Saturday 9 March 2024

The Parades | review by Stephen Theaker

After a huge earthquake hits Japan, a 35-year-old single mother and journalist, Minako (Masami Nagasawa), drowns in the subsequent tsunami. Not that she realises at first. She wakes up on a beach strewn with wreckage and of course her first thought is to find Ryo, her seven-year-old son. Rescue workers ignore her questions. So do survivors, and a colleague from work. The first person to acknowledge her is her colleague’s daughter – because the little girl died too. Later, as Minako searches through the rubble, a young man, Akira (Kentarô Sakaguchi), calls to her from his van. He can see her, and she can touch his arm. She’s in such a state that he offers her a lift to where he is staying, a cosy outdoor bar in a little fairground in the middle of nowhere. He tells her it’s a gathering place for people like them, by which he means those who died with regrets and aren’t ready to move on.

Friday 8 March 2024

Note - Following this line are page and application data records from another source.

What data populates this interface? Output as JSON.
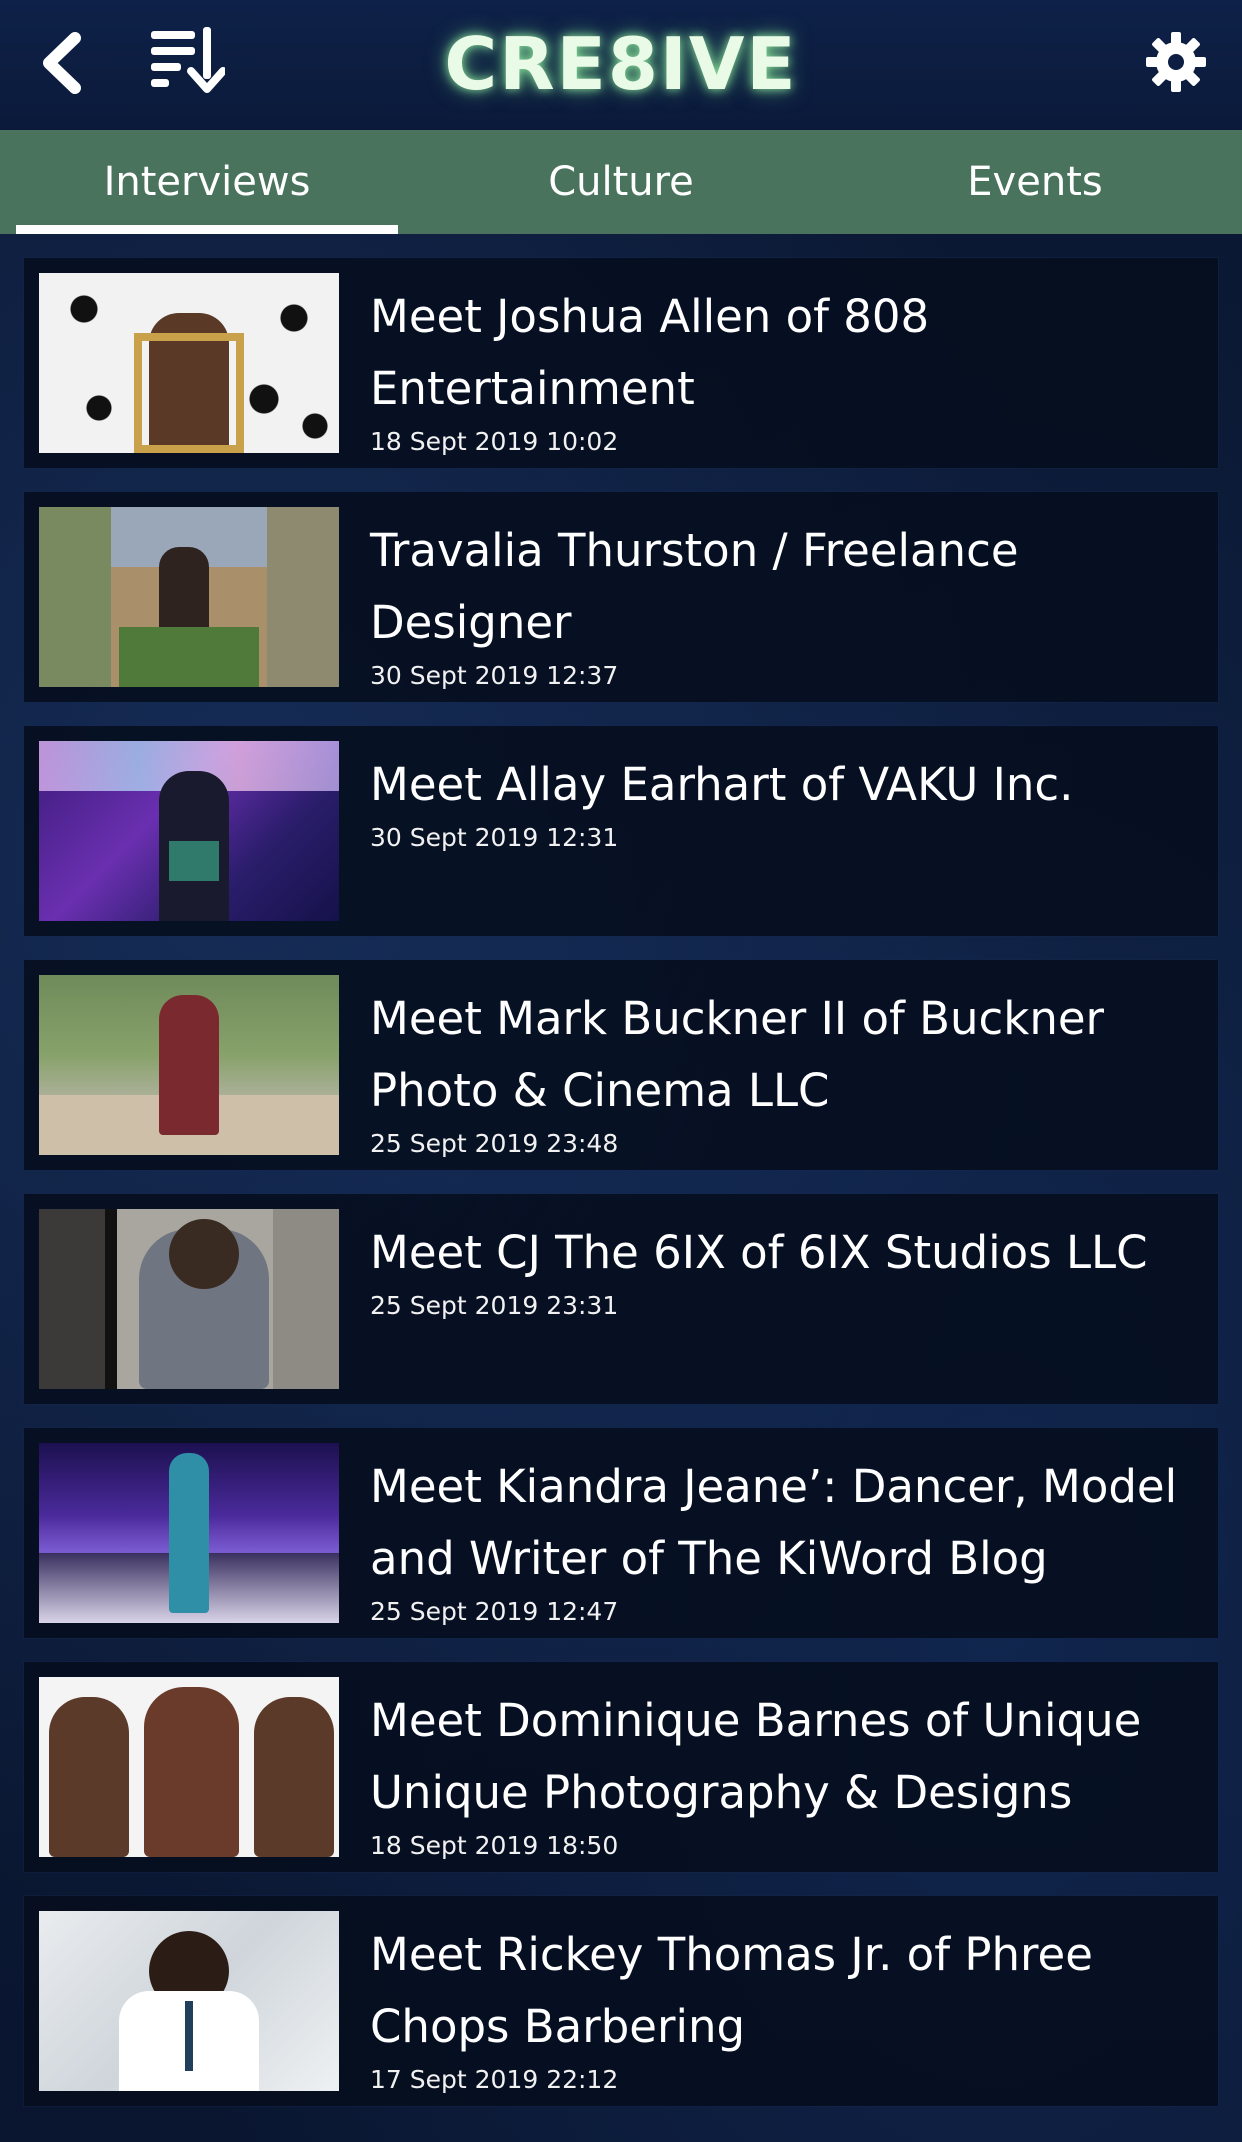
{
  "header": {
    "logo": "CRE8IVE"
  },
  "tabs": [
    {
      "label": "Interviews",
      "active": true
    },
    {
      "label": "Culture",
      "active": false
    },
    {
      "label": "Events",
      "active": false
    }
  ],
  "articles": [
    {
      "title": "Meet Joshua Allen of 808 Entertainment",
      "date": "18 Sept 2019 10:02"
    },
    {
      "title": "Travalia Thurston / Freelance Designer",
      "date": "30 Sept 2019 12:37"
    },
    {
      "title": "Meet Allay Earhart of VAKU Inc.",
      "date": "30 Sept 2019 12:31"
    },
    {
      "title": "Meet Mark Buckner II of Buckner Photo & Cinema LLC",
      "date": "25 Sept 2019 23:48"
    },
    {
      "title": "Meet CJ The 6IX of 6IX Studios LLC",
      "date": "25 Sept 2019 23:31"
    },
    {
      "title": "Meet Kiandra Jeane’: Dancer, Model and Writer of The KiWord Blog",
      "date": "25 Sept 2019 12:47"
    },
    {
      "title": "Meet Dominique Barnes of Unique Unique Photography & Designs",
      "date": "18 Sept 2019 18:50"
    },
    {
      "title": "Meet Rickey Thomas Jr. of Phree Chops Barbering",
      "date": "17 Sept 2019 22:12"
    }
  ],
  "icons": {
    "back": "back-chevron-icon",
    "sort": "sort-list-icon",
    "settings": "gear-icon"
  },
  "colors": {
    "tab_bar": "#49735c",
    "header": "#0e2148",
    "logo_glow": "#a0ffaa"
  }
}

Fugitive Telemetry by Martha Wells (Tordotcom) | review by Stephen Theaker

This review previously appeared in Interzone #290-291 (March-June 2021).

The rogue SecUnit (an android "made of cloned human tissue, augments, anxiety, depression, and unfocused rage") returns for Fugitive Telemetry, its sixth adventure, though to its own slight discomfort it is somewhat less of a rogue than before. Now it has friends, and its friends have expectations. So when a murder is apparently committed on Preservation Station, a place where such events are extremely rare, SecUnit is expected to help. There is some discomfort on the station about having a former murderbot on board, but its new friend Mensah has enough sway to override objections.

Wednesday 6 March 2024

Cackle by Rachel Harrison (Berkley) | review by Douglas J. Ogurek

Aimless woman desperate for a man finds mysterious woman desperate for a friend in dully taught lesson on female autonomy.

Cackle is a call for women to stop kowtowing to men and to develop their own voices. Unfortunately, excepting a charming spider and some unruly teens, the story isn’t all that interesting.

Monday 4 March 2024

Lisa Frankenstein | review by Stephen Theaker

1989: the unfortunately named Lisa Swallows (Kathryn Newton) has a new home and a new school. When Lisa was a little younger, her mum was killed by an axe murderer. Her dad has now married Janet (Carla Gugino), a nasty piece of work who thinks very little of Lisa. Stepsister Taffy (Liza Soberano) does her best to be nice but isn’t very good at it. After another girl deliberately gives Lisa a spiked drink at a party, and her science lab partner sexually assaults her, she takes a shortcut home through her favourite graveyard. She wishes she could be with the subject of her favourite bit of statuary, a piano player who died young in 1837 (Cole Sprouse, one half of the little kid in Big Daddy).

Friday 1 March 2024

Black Adam | review by Stephen Theaker

This review originally appeared in TQF73 (April 2023).

Archaeologists in the country of Kahndaq, currently in the grip of a private security company, discover the tomb of an ancient hero. Betrayal leads mercenaries to the scene, but when Black Adam awakes, they die, most violently. The film then follows Black Adam as he connects with his country's current inhabitants, fights its occupying force, and battles a quartet of Justice Society members, sent from the US to bring him in line.